Lecons De Tenebres
(Holy Records - 1994)
The album commences with some soft male 'monk' chants, then is joined by tasteful and well done orchestrated keyboards and a male spoken vocal - all soft dark, and sorrowful. Right at the end of the first track there spews out a tortured male scream that lashes out with such anguish and rage, yet still fits in with the music somehow. This is the general style of the whole album, dark wave goth blended with classical music and some incredible black metal vocals. This may sound pretentious or cheesy to some, but I assure you this is not the case. They pull it off with power and darkness and are utterly convincing. No guitars or drums whatsoever are used, only high quality keyboards and piano, a variety of male vocals, and a female backing vocal as well. The occasional violin and viola are used as well and they make me wish they could use a real symphony orchestra. 90% of the mood is dark, low and subdued, drawing in the gothic soul before ripping it apart with some occasional devastating shrieks. Do not expect technical or complex music at all, this is just heavy gothic moods. I detected quite a few snippets of Vivaldi used in the music and of course, this release has almost nothing to do with metal. It is not perfect; it can get lost in the background often due to the lack of dynamics and it needs a certain mood to appreciate. But overall, I enjoyed this a lot and would like to suggest a look at it. Unfortunately it will not appeal to most.
Les Tenebres Du Dehors
(Holy Records - 1996)
Right at the first few seconds I knew I was in for some devastating darkness. A second operatic female vocalist was added here for some chilling duets and choir power when the males join in. And that is not the only big enhancement. The music is much more dynamic now, alternating often to extremely dramatic and bombastic movements. The black metal tortured screams are used much more often, wrecking and shredding everything in their way. And more masterful use of keyboards are present again to simulate an orchestra. The music takes you from the depths of despair and haunting darkness, to the fiery pits of hell and torture. The previous release was mostly subdued, this one is mostly devastation. But again, this is not perfect. It does get overly histrionic at times, yet this does not stop me from getting waves of chills down my spine. The genius here is in creating moods and power, not writing complex music. This one comes very highly recommended, but keep in mind that it may not appeal to you at all.
Weeping Nights
(Holy Records - 1997)
A special release containing 6 out of 8 songs from Les Tenebres Du Dehors, only without the male vocals (all of them). Three new songs were added and the two missing ones from the previous album were left out simply because they didn't contain male vocals in the first place.

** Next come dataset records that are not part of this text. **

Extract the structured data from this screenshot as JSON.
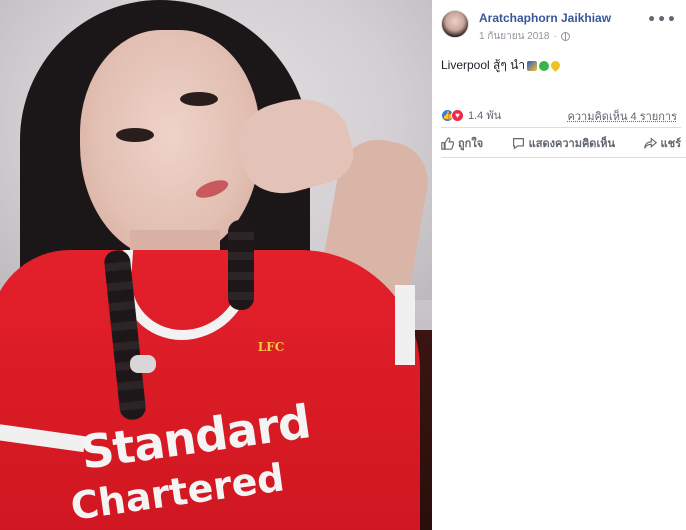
{
  "post": {
    "author": "Aratchaphorn Jaikhiaw",
    "date": "1 กันยายน 2018",
    "separator": "·",
    "more_label": "•••",
    "text": "Liverpool สู้ๆ นำ",
    "emojis": [
      "flag",
      "recycle",
      "yellow-heart"
    ]
  },
  "photo": {
    "crest_text": "LFC",
    "sponsor_line1": "Standard",
    "sponsor_line2": "Chartered"
  },
  "stats": {
    "reaction_count": "1.4 พัน",
    "reaction_types": [
      "like",
      "love"
    ],
    "comments": "ความคิดเห็น 4 รายการ"
  },
  "actions": {
    "like": "ถูกใจ",
    "comment": "แสดงความคิดเห็น",
    "share": "แชร์"
  },
  "colors": {
    "author": "#385898",
    "like": "#3578e5",
    "love": "#f0284a",
    "jersey": "#e3202b"
  }
}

So what is left is actually dramatic or soft classical music (good quality synths again) with beautiful female vocals, pouring out sorrow, dark desperation and even rage as only classical music can. The three new ones are quite soft and beautiful, with haunting, operatic female vocals. Some sections in the old songs do seem to be missing a foreground instrument at times, but most of the time it does fine on its own and the female vocals make up for it as well. So is this release necessary you ask and is it a worthwhile buy if you are an Elend fan? It all depends on your views on classical music and what you are looking for. If you liked music such as Mozart's Requiem then this is definitely for you. If you would like to listen to Elend's music sometimes without getting your heart ripped apart by the male shrieks, then this is also for you. Otherwise, this has absolutely nothing to do with metal and you should avoid it. I love it personally.
The Umbersun
(Music For Nations - 1998)
The first intense minute made my eyeballs pop out of their sockets, then it was all torn limbs and shredded intestines from there onwards, bleeding to death slowly towards the end. Ok so I'm exaggerrating but I think you get my point. This is a horror movie of stupefying evil dimensions that is its own soundtrack. Many tracks discard the melodious content from previous releases and are left with only extreme thunderous violence or eerie malice. Rage and anguish know no bounds here, but shift towards a more somber and quiet despair in the latter half of the album. Again, no guitars or drums are used. The keyboard orchestrations are so well done here, you actually have to concentrate to set them out as electronic at times - an amazing job. Another big improvement is the addition of a huge choir (about 30, mostly female) that obviously fills the music on a grand scale. The usual Elend protean vocals are still here including the black metal style screams, only this time they are often drowned amidst the violence of the music. After all is done, the trembling silence greets you with an ominous stare, emerging from its hiding place from where it scurried to in fear. This is the pinnacle of their art with very impressive composition and experiments in sounds, and astounding sound quality. It can get very extreme and noisy though, sounding more like a horror movie that needs to be experienced rather than music, and those of you who feel they want to check this band out but have milder or more melodious tastes in music may prefer the previous album in this trilogy (Les Tenebres Du Dehors). Otherwise, this is a monument to darkness that simply has to be heard. unlike Lacrimosa that can arrange but not compose

The Last Exit 1996-

Reviews Main Page